Exercise instructions —
Exclude the pictures and repeat all of the data exactly.

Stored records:
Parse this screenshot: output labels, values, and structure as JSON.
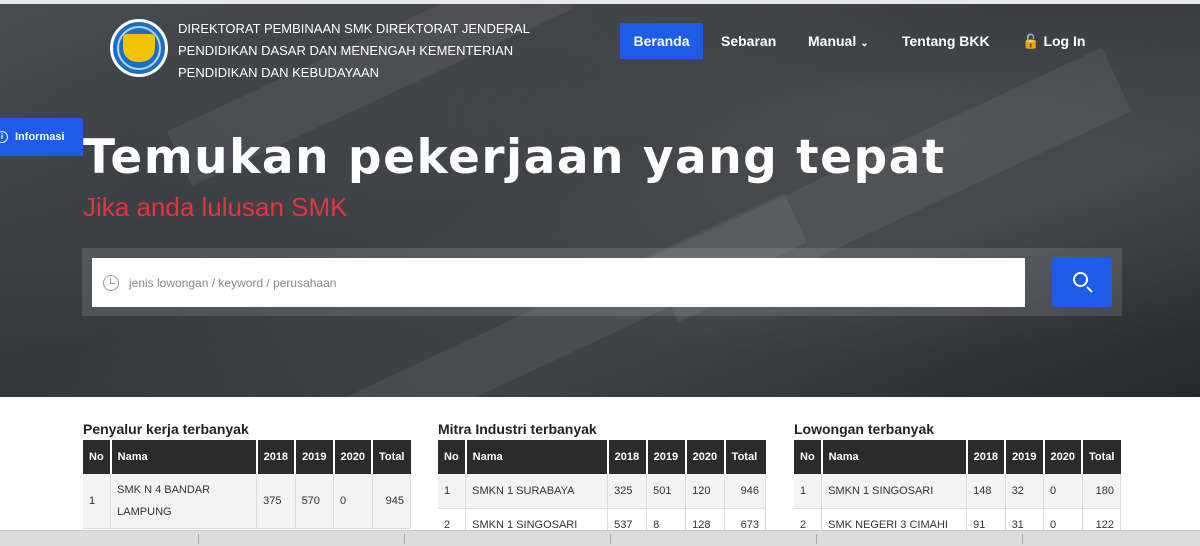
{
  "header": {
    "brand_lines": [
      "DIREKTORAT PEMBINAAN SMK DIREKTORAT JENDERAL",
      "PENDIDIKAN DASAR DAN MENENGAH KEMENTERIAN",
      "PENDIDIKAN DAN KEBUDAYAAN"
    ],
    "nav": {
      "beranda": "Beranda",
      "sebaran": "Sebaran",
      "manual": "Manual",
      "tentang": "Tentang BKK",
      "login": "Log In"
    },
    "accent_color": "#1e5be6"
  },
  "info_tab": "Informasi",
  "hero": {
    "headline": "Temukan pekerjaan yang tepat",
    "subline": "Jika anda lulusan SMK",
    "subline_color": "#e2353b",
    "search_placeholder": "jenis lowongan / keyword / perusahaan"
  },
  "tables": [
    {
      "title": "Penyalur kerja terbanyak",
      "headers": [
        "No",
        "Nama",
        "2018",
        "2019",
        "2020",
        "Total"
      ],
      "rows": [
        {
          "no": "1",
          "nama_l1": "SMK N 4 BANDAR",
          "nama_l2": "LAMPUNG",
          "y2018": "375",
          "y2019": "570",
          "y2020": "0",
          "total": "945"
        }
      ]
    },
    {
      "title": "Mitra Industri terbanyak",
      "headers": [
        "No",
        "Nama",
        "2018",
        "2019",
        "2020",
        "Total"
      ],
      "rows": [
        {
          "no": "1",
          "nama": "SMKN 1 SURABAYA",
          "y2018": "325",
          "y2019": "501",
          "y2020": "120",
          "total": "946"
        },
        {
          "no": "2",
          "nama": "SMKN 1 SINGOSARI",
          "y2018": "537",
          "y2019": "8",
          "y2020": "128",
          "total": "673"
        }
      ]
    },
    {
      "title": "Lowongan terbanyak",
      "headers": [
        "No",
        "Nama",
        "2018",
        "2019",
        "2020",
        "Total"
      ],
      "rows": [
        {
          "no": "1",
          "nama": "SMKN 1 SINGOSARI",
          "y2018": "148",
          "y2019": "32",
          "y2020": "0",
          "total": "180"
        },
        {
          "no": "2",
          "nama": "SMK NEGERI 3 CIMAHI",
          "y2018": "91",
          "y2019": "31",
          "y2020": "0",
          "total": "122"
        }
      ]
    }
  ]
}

Solution below —
Parse this screenshot: output labels, values, and structure as JSON.
{
  "header": {
    "brand_lines": [
      "DIREKTORAT PEMBINAAN SMK DIREKTORAT JENDERAL",
      "PENDIDIKAN DASAR DAN MENENGAH KEMENTERIAN",
      "PENDIDIKAN DAN KEBUDAYAAN"
    ],
    "nav": {
      "beranda": "Beranda",
      "sebaran": "Sebaran",
      "manual": "Manual",
      "tentang": "Tentang BKK",
      "login": "Log In"
    },
    "accent_color": "#1e5be6"
  },
  "info_tab": "Informasi",
  "hero": {
    "headline": "Temukan pekerjaan yang tepat",
    "subline": "Jika anda lulusan SMK",
    "subline_color": "#e2353b",
    "search_placeholder": "jenis lowongan / keyword / perusahaan"
  },
  "tables": [
    {
      "title": "Penyalur kerja terbanyak",
      "headers": [
        "No",
        "Nama",
        "2018",
        "2019",
        "2020",
        "Total"
      ],
      "rows": [
        {
          "no": "1",
          "nama_l1": "SMK N 4 BANDAR",
          "nama_l2": "LAMPUNG",
          "y2018": "375",
          "y2019": "570",
          "y2020": "0",
          "total": "945"
        }
      ]
    },
    {
      "title": "Mitra Industri terbanyak",
      "headers": [
        "No",
        "Nama",
        "2018",
        "2019",
        "2020",
        "Total"
      ],
      "rows": [
        {
          "no": "1",
          "nama": "SMKN 1 SURABAYA",
          "y2018": "325",
          "y2019": "501",
          "y2020": "120",
          "total": "946"
        },
        {
          "no": "2",
          "nama": "SMKN 1 SINGOSARI",
          "y2018": "537",
          "y2019": "8",
          "y2020": "128",
          "total": "673"
        }
      ]
    },
    {
      "title": "Lowongan terbanyak",
      "headers": [
        "No",
        "Nama",
        "2018",
        "2019",
        "2020",
        "Total"
      ],
      "rows": [
        {
          "no": "1",
          "nama": "SMKN 1 SINGOSARI",
          "y2018": "148",
          "y2019": "32",
          "y2020": "0",
          "total": "180"
        },
        {
          "no": "2",
          "nama": "SMK NEGERI 3 CIMAHI",
          "y2018": "91",
          "y2019": "31",
          "y2020": "0",
          "total": "122"
        }
      ]
    }
  ]
}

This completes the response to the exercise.